------ DATASET EXCERPTS
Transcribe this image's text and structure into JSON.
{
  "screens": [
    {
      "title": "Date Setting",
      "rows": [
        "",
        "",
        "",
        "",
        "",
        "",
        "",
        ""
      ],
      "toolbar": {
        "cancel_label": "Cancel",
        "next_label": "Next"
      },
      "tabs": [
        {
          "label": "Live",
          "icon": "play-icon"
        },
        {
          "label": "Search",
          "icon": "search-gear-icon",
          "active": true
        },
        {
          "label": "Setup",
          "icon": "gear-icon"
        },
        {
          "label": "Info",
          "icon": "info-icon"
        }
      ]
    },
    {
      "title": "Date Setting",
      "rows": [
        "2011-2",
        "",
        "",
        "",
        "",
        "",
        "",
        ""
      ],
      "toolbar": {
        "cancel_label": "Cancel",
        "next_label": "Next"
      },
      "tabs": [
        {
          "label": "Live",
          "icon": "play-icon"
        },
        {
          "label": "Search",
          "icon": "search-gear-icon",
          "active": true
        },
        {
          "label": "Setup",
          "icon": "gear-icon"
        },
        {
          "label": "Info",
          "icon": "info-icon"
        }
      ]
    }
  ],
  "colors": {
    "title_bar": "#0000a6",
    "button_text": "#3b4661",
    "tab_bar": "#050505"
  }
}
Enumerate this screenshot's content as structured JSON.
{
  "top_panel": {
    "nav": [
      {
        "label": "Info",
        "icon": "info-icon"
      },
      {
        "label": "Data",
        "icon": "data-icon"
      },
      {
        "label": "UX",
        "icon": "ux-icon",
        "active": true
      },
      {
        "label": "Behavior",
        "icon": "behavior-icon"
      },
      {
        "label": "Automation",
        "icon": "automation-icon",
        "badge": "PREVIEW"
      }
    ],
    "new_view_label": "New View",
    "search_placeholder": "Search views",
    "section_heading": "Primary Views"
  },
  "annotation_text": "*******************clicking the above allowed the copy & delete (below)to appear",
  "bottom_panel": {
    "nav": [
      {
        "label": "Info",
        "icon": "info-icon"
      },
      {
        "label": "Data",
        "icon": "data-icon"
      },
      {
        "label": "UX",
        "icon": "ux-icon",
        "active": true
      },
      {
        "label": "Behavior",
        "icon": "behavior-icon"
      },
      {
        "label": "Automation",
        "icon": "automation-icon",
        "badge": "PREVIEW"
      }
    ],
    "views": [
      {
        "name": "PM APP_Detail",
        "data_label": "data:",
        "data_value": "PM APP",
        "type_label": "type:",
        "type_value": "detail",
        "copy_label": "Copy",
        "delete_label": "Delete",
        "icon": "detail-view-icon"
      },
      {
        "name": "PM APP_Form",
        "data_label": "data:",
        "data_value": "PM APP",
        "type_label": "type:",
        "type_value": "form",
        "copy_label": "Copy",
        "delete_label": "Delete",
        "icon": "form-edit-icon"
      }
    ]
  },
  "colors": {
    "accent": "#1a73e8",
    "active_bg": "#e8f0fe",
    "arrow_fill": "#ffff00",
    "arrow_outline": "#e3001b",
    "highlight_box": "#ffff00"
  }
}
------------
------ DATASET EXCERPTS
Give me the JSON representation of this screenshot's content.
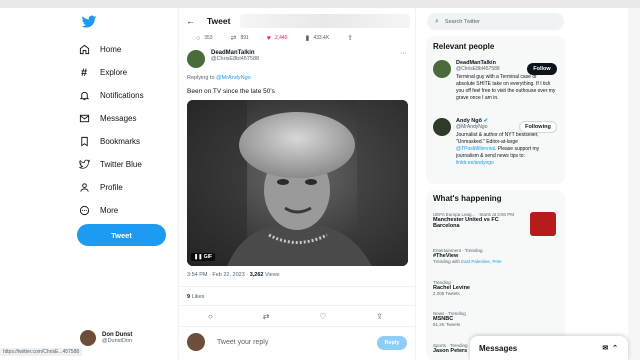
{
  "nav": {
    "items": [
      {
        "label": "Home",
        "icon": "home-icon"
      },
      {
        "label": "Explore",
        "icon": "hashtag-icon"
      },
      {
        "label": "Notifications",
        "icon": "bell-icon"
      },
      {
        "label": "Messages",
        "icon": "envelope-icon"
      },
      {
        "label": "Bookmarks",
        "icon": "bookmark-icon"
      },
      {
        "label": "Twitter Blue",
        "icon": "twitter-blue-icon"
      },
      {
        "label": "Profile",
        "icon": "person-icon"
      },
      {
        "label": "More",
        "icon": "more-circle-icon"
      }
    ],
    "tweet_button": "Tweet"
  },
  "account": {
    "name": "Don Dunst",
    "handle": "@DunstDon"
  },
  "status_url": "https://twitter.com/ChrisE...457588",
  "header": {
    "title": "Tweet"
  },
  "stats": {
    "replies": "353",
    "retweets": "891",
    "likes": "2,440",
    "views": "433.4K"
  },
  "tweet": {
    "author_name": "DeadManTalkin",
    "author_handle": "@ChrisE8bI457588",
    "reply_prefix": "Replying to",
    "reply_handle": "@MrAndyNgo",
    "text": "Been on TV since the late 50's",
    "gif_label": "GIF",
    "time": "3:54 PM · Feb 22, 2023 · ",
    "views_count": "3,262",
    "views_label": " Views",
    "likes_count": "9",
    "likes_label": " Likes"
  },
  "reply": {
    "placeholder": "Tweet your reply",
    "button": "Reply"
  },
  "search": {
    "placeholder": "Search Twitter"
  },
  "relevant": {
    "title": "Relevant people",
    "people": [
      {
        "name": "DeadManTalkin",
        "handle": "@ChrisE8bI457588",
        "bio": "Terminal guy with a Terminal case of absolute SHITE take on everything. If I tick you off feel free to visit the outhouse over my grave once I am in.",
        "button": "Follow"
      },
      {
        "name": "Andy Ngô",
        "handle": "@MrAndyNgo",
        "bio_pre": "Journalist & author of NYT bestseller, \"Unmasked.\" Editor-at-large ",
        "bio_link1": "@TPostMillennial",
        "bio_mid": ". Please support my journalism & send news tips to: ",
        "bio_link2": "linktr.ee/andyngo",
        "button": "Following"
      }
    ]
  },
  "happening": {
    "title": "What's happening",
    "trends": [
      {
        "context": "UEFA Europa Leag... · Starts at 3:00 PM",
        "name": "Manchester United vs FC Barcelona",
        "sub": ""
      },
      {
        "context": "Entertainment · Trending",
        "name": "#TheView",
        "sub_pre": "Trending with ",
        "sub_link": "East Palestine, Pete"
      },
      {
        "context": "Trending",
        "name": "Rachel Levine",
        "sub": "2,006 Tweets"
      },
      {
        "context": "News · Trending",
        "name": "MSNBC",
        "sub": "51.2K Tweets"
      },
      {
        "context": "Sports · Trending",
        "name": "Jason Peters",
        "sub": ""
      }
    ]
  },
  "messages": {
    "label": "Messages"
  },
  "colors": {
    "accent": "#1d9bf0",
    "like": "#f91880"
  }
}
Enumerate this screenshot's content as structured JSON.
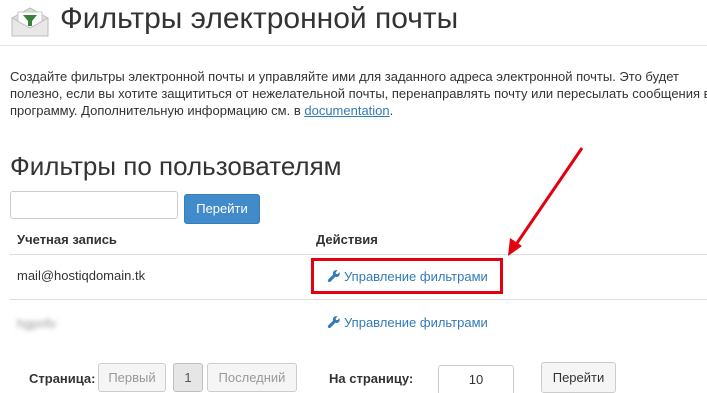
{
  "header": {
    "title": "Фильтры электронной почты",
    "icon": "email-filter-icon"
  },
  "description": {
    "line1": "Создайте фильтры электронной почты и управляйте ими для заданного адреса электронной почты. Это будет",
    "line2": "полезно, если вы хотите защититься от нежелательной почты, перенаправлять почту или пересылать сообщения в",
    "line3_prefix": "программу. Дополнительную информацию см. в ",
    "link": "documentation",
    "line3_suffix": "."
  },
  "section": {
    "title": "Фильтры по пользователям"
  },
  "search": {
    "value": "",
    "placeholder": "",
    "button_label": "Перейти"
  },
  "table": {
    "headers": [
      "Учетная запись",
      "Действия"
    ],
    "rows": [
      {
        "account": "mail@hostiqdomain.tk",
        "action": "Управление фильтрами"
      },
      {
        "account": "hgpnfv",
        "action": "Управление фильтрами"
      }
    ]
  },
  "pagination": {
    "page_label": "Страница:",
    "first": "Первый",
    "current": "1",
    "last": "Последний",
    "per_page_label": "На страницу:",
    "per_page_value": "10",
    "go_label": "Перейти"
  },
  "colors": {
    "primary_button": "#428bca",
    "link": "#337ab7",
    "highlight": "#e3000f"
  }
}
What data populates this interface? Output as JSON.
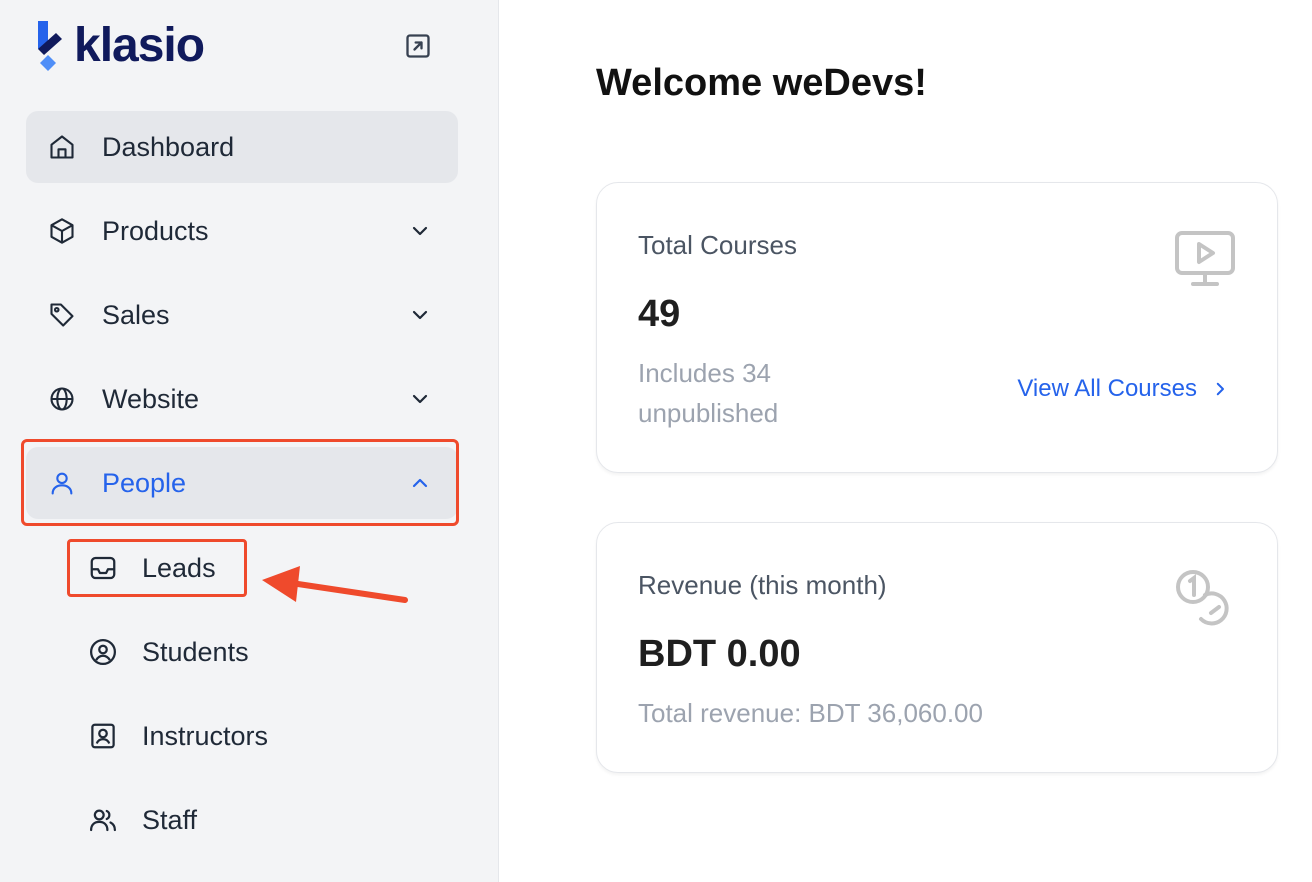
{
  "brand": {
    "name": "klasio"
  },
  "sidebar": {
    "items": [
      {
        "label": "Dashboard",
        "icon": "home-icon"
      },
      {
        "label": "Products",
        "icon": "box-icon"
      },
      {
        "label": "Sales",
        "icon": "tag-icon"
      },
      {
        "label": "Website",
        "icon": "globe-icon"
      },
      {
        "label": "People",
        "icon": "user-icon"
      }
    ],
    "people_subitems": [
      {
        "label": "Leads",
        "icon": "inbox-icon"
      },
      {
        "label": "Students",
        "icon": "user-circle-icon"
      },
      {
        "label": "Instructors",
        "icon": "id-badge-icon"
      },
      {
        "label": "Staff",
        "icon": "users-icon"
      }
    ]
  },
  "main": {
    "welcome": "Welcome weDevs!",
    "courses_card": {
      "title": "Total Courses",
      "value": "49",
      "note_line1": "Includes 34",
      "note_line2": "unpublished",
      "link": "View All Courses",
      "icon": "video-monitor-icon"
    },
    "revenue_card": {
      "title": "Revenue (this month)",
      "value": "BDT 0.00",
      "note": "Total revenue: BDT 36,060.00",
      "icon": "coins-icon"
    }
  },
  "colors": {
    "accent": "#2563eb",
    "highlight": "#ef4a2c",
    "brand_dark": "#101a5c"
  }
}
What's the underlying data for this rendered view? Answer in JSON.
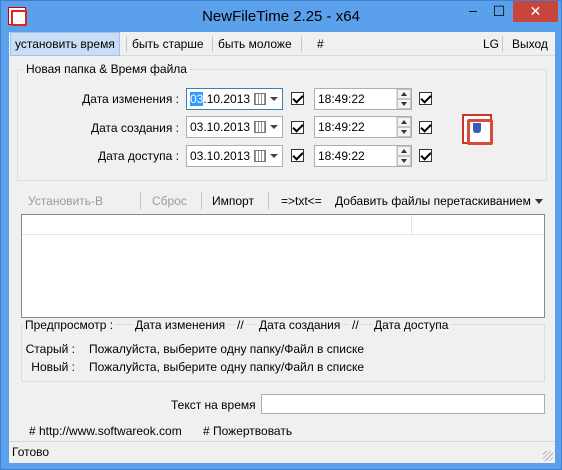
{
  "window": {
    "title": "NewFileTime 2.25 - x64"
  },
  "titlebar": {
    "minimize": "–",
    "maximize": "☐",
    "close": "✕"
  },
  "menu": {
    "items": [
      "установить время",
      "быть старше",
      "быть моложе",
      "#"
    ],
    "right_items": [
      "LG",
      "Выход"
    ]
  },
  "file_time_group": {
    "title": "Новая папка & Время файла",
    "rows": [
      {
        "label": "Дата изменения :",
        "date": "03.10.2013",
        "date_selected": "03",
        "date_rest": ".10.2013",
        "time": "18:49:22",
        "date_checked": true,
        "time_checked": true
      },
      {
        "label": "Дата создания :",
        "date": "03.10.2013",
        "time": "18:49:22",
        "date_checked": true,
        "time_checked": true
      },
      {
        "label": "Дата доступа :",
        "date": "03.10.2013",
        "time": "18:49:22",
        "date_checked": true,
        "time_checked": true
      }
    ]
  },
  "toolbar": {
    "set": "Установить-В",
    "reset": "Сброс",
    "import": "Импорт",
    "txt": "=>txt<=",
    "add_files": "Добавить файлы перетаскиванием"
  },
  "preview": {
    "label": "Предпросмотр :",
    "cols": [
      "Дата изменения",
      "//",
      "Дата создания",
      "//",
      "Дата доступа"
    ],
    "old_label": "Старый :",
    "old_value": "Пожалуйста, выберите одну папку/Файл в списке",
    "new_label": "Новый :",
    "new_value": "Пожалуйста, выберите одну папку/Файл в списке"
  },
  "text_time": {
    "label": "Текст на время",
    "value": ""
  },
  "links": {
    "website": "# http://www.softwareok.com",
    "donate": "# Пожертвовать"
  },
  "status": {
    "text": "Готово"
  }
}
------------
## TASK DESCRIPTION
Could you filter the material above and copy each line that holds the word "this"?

## RESPONSE AREA
Transcribe this image's text and structure into JSON.
Enumerate this screenshot's content as structured JSON.
Give me the JSON representation of this screenshot's content.
Enumerate this screenshot's content as structured JSON.
What data populates this interface? Output as JSON.
      "title": "Revenue (this month)",
What's the underlying data for this rendered view? Answer in JSON.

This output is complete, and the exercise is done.